When the investigation against Conte and BALCO was carried out, a number of athletes, including these three, were interrogated by the authorities. Marion Jones was not only found guilty of doping but also of perjury, for which she was sentenced to prison for six months in 2008. All her five medals won at the 2000 Olympics, were taken away as well since she had won them while being under the influence of performance-inducing steroids. Jones became the only athlete to receive a prison sentence because of the investigations. She was reached out to by “Untold” producers to be included in the documentary, but Jones did not respond. Tim Montgomery is the only athlete to appear in the Hall of Shame documentary and talk about his entire experience at the time. During the investigations, Montgomery confessed to the authorities about his doping, and his 2002 record was also declared void. Barry Bonds did not receive any direct punishment because of the claims against him, owing to the fact that they could not be proven. But the man is widely believed to have taken banned steroids during his career, and he has not been voted into the MLB Hall of Fame despite being baseball’s all-time home run record holder. Like Jones, Bonds was also contacted by the documentary team, but he too did not respond.
What Did The Investigation Against Victor Conte Lead To?

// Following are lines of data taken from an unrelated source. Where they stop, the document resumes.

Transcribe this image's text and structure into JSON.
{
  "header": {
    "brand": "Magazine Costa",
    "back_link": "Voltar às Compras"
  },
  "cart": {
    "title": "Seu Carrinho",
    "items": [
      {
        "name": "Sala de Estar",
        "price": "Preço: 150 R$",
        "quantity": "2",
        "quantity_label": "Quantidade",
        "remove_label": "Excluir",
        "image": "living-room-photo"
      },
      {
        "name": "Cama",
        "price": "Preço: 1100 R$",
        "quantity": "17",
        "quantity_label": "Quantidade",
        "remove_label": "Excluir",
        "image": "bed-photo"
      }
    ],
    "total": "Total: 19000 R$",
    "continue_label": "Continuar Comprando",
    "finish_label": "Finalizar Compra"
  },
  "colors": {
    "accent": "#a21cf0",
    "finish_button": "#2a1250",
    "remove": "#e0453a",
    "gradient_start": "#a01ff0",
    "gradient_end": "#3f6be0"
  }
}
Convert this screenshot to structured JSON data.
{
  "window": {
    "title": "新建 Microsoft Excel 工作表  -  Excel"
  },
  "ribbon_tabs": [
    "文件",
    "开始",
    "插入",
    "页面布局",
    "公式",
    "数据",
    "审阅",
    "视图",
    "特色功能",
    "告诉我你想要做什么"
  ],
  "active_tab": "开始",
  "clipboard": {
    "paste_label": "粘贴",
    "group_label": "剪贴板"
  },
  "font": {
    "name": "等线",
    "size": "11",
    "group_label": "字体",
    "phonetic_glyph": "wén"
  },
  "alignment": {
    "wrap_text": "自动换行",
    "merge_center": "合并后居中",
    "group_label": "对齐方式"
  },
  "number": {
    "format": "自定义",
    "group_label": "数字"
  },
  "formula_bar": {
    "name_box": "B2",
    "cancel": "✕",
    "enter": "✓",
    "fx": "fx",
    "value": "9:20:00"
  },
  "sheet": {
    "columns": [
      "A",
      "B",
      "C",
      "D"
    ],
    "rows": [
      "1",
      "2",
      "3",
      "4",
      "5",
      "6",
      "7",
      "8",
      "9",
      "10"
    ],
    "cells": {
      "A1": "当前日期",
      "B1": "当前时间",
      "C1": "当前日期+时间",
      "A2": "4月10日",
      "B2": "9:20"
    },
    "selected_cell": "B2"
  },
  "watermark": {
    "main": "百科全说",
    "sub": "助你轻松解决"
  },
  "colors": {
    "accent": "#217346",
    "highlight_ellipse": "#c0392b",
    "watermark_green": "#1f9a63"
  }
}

Jeff Novitsky, an IRS agent at the time, was the lead investigator in the case against BALCO, and he was also the one to uncover Conte’s illegal acts. During a time when Barry Bonds and other MLB players were believed to be using steroids, Novitsky came across the rising profits of BALCO. Almost desperate to understand this rise, the agent started going through the trash cans at BALCO. It was through documents that had been thrown in the trash that Novitsky got hold of a link between the company owner, Victor Conte, and the athletes. Eventually, a full-fledged investigation was carried out, and Conte was also arrested by the IRS, with 42 different charges brought against him.
During this time, in 2004, Conte appeared in an interview on the “20/20” talk show while the investigation against him was still ongoing and spoke about all the athletes he had helped. It was almost certain that Conte himself would be gravely punished, as he was sort of pleading guilty to the charges. Sometime later, though, he hired two specialist lawyers who negotiated with the authorities and carried out their own investigation. The lawyers succeeded in proving that the case was really not as big as was being claimed, and soon, 40 out of the 42 charges against Conte were dropped. The man pleaded guilty to the remaining two, and in 2005 he served just four months in prison, which was the only prison sentence he served.
BALCO does not exist anymore following this major scandal, but Victor Conte is still a free man and an advocate against the use of steroids in sports. After being the developer and provider of performance-inducing drugs, the man has now switched over to the other side, calling out the practice of using steroids in sports.